Does your stomach growl after a doing a couple of high-energy assemblies? In my letter of agreement, I ask the school to provide lunch for me on the day of my visit. Sometimes, hosts will pick up lunch for me at a local restaurant (i.e. Panera, Subway) and bring it back to the school. Other times, the PTA or the staff decide to do a Pot Luck and the bounty is endless. Once I even had a principal whose school was in a remote area pack a lunch for the both of us (it was yummy!).
Because I ask for schedule approval before it’s posted for the staff, I know how much time I’ll have to eat (usually 40-60 minutes). I don’t like to go off-campus at lunch for fear I won’t get back in time for the afternoon sessions.
I like eating in the teachers’ room with the staff, especially when I’m there for both rotations – primary teachers and intermediate teachers. This gives me a chance to answer questions they may have after my assemblies and to solidify a connection with them. After all, they are the ones who will be reading and recommending my books not to just this year’s classes, but hopefully to classes into eternity.
Occasionally, a school will want me to have lunch with selected kids as a reward to them. While I appreciate their wanting to do this for the kids, I do feel more like a host than a participant and end up having to keep the conversational ball rolling. Kids who are wildly expressive in class can often be shy when having lunch in the library instead of the multipurpose room.

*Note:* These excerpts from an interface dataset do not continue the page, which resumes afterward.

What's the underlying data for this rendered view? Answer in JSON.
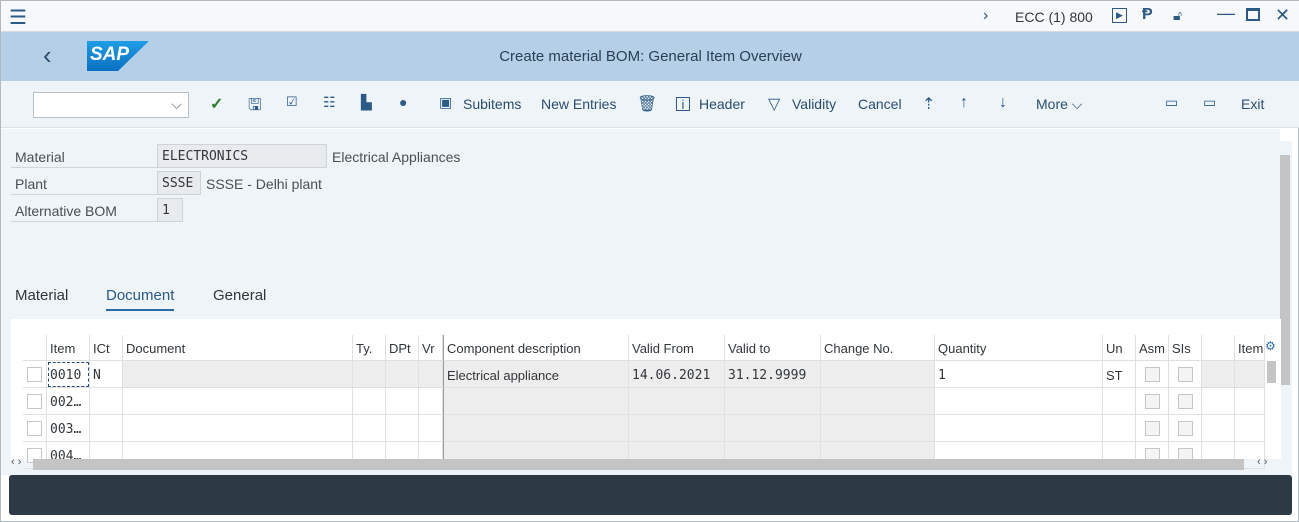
{
  "topbar": {
    "system": "ECC (1) 800"
  },
  "title": "Create material BOM: General Item Overview",
  "logo": "SAP",
  "toolbar": {
    "command_value": "",
    "subitems": "Subitems",
    "new_entries": "New Entries",
    "header": "Header",
    "validity": "Validity",
    "cancel": "Cancel",
    "more": "More",
    "exit": "Exit"
  },
  "header_fields": {
    "material_label": "Material",
    "material_value": "ELECTRONICS",
    "material_desc": "Electrical Appliances",
    "plant_label": "Plant",
    "plant_value": "SSSE",
    "plant_desc": "SSSE - Delhi plant",
    "altbom_label": "Alternative BOM",
    "altbom_value": "1"
  },
  "tabs": [
    {
      "label": "Material"
    },
    {
      "label": "Document",
      "active": true
    },
    {
      "label": "General"
    }
  ],
  "table": {
    "columns": [
      "Item",
      "ICt",
      "Document",
      "Ty.",
      "DPt",
      "Vr",
      "Component description",
      "Valid From",
      "Valid to",
      "Change No.",
      "Quantity",
      "Un",
      "Asm",
      "SIs",
      "",
      "Item"
    ],
    "rows": [
      {
        "item": "0010",
        "ict": "N",
        "document": "",
        "ty": "",
        "dpt": "",
        "vr": "",
        "desc": "Electrical appliance",
        "from": "14.06.2021",
        "to": "31.12.9999",
        "change": "",
        "qty": "1",
        "un": "ST"
      },
      {
        "item": "002…",
        "ict": "",
        "document": "",
        "ty": "",
        "dpt": "",
        "vr": "",
        "desc": "",
        "from": "",
        "to": "",
        "change": "",
        "qty": "",
        "un": ""
      },
      {
        "item": "003…",
        "ict": "",
        "document": "",
        "ty": "",
        "dpt": "",
        "vr": "",
        "desc": "",
        "from": "",
        "to": "",
        "change": "",
        "qty": "",
        "un": ""
      },
      {
        "item": "004…",
        "ict": "",
        "document": "",
        "ty": "",
        "dpt": "",
        "vr": "",
        "desc": "",
        "from": "",
        "to": "",
        "change": "",
        "qty": "",
        "un": ""
      }
    ]
  }
}
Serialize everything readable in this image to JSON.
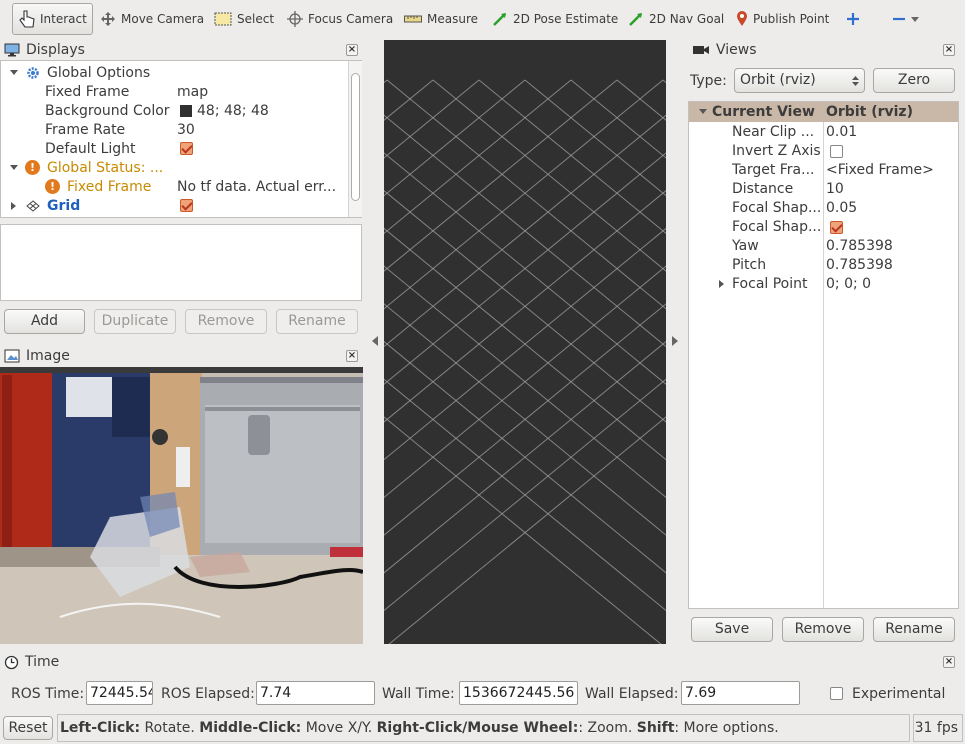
{
  "toolbar": {
    "tools": [
      {
        "name": "interact",
        "label": "Interact"
      },
      {
        "name": "move-camera",
        "label": "Move Camera"
      },
      {
        "name": "select",
        "label": "Select"
      },
      {
        "name": "focus-camera",
        "label": "Focus Camera"
      },
      {
        "name": "measure",
        "label": "Measure"
      },
      {
        "name": "2d-pose-estimate",
        "label": "2D Pose Estimate"
      },
      {
        "name": "2d-nav-goal",
        "label": "2D Nav Goal"
      },
      {
        "name": "publish-point",
        "label": "Publish Point"
      }
    ],
    "active_tool": "interact"
  },
  "displays": {
    "title": "Displays",
    "rows": [
      {
        "label": "Global Options",
        "value": ""
      },
      {
        "label": "Fixed Frame",
        "value": "map"
      },
      {
        "label": "Background Color",
        "value": "48; 48; 48",
        "color": "#303030"
      },
      {
        "label": "Frame Rate",
        "value": "30"
      },
      {
        "label": "Default Light",
        "checked": true
      },
      {
        "label": "Global Status: ...",
        "status": "warning"
      },
      {
        "label": "Fixed Frame",
        "value": "No tf data.  Actual err...",
        "status": "warning"
      },
      {
        "label": "Grid",
        "checked": true
      }
    ],
    "buttons": {
      "add": "Add",
      "duplicate": "Duplicate",
      "remove": "Remove",
      "rename": "Rename"
    }
  },
  "image_panel": {
    "title": "Image"
  },
  "views": {
    "title": "Views",
    "type_label": "Type:",
    "type_value": "Orbit (rviz)",
    "zero_label": "Zero",
    "header": {
      "name": "Current View",
      "value": "Orbit (rviz)"
    },
    "rows": [
      {
        "label": "Near Clip ...",
        "value": "0.01"
      },
      {
        "label": "Invert Z Axis",
        "checked": false
      },
      {
        "label": "Target Fra...",
        "value": "<Fixed Frame>"
      },
      {
        "label": "Distance",
        "value": "10"
      },
      {
        "label": "Focal Shap...",
        "value": "0.05"
      },
      {
        "label": "Focal Shap...",
        "checked": true
      },
      {
        "label": "Yaw",
        "value": "0.785398"
      },
      {
        "label": "Pitch",
        "value": "0.785398"
      },
      {
        "label": "Focal Point",
        "value": "0; 0; 0"
      }
    ],
    "buttons": {
      "save": "Save",
      "remove": "Remove",
      "rename": "Rename"
    }
  },
  "time": {
    "title": "Time",
    "ros_time_label": "ROS Time:",
    "ros_time": "72445.54",
    "ros_elapsed_label": "ROS Elapsed:",
    "ros_elapsed": "7.74",
    "wall_time_label": "Wall Time:",
    "wall_time": "1536672445.56",
    "wall_elapsed_label": "Wall Elapsed:",
    "wall_elapsed": "7.69",
    "experimental_label": "Experimental"
  },
  "status_bar": {
    "reset_label": "Reset",
    "hint_1b": "Left-Click:",
    "hint_1": " Rotate. ",
    "hint_2b": "Middle-Click:",
    "hint_2": " Move X/Y. ",
    "hint_3b": "Right-Click/Mouse Wheel:",
    "hint_3": ": Zoom. ",
    "hint_4b": "Shift",
    "hint_4": ": More options.",
    "fps": "31 fps"
  },
  "colors": {
    "viewport_bg": "#303030",
    "grid": "#a0a0a0",
    "warning": "#c88a00",
    "grid_label": "#1f5fbf",
    "header_bg": "#c9b7a7"
  }
}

If you’re an author who needs a bit of quiet at lunchtime to recharge for the next leg of your day, be sure to spell that out in your agreement. You can’t blame the school for wanting as much face-time with you as possible, but they will respect your request for quiet moments if they know about it ahead of time.